Central Bank to reduce exchange rate role in 2011-2013
MOSCOW. Sept 21 (Interfax) - The Central Bank will steadily reduce its role in the exchange rate process and in preparing the economy for a floating exchange rate, according to the draft fiscal policy for 2011 and 2012-2013 that was approved by the Central Bank's board of directors on September 10, 2010, the text of which has been obtained by Interfax.
The Central Bank will continue using the floating corridor for the bicurrency basket's exchange rate, whose boundaries are automatically adjusted depending on the size of any interventions. The bank plans to retain the ability to conduct currency purchases and sales at the borders of the corridor and inside it.
That will prevent the exchange rate from fluctuating excessively without hindering the effect of market forces.
The balance of trade and cross-border capital flows will be the main factors affecting the ruble exchange rate in 2011-2013, the document says.
Maintenance of a trade surplus will tend to strengthen the ruble in proportion to the size of the surplus.
The effect of capital flows introduces substantial uncertainty into the exchange rate in the medium term. That increases the importance of risk management for business and other economic organizations and the role of the Central Bank's interest rate policy in ensuring financial stability and meeting inflation targets.
The bank will also phase out anti-crisis tools for regulating liquidity at banks and return to traditional mechanisms. However, the Central Bank reserves the right to issue unsecured loans and to use other discontinued refinancing instruments as needed.
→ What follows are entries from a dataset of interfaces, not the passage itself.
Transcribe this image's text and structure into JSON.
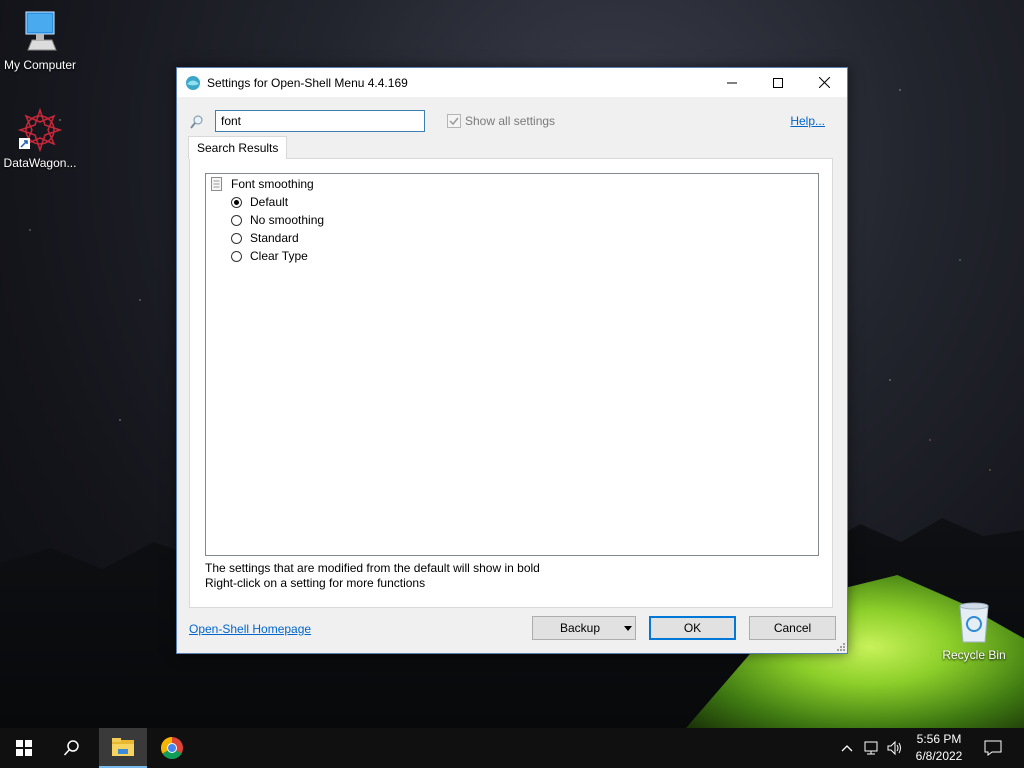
{
  "desktop": {
    "icons": [
      {
        "label": "My Computer"
      },
      {
        "label": "DataWagon..."
      },
      {
        "label": "Recycle Bin"
      }
    ]
  },
  "window": {
    "title": "Settings for Open-Shell Menu 4.4.169",
    "search": {
      "value": "font"
    },
    "show_all_label": "Show all settings",
    "show_all_checked": true,
    "help_label": "Help...",
    "tab_label": "Search Results",
    "setting": {
      "name": "Font smoothing",
      "options": [
        {
          "label": "Default",
          "selected": true
        },
        {
          "label": "No smoothing",
          "selected": false
        },
        {
          "label": "Standard",
          "selected": false
        },
        {
          "label": "Clear Type",
          "selected": false
        }
      ]
    },
    "hints": [
      "The settings that are modified from the default will show in bold",
      "Right-click on a setting for more functions"
    ],
    "homepage_label": "Open-Shell Homepage",
    "buttons": {
      "backup": "Backup",
      "ok": "OK",
      "cancel": "Cancel"
    }
  },
  "taskbar": {
    "time": "5:56 PM",
    "date": "6/8/2022",
    "apps": [
      "start-icon",
      "search-icon",
      "file-explorer-icon",
      "chrome-icon"
    ]
  },
  "colors": {
    "accent": "#0078d7",
    "link": "#0066cc",
    "taskbar": "#101010"
  }
}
Given a stable situation on the currency exchange, the Central Bank will concentrate on regulating short-term liquidity. In order to improve access to refinancing operations, the bank plans to expand the list of assets that may be used as security in those operations, including gold.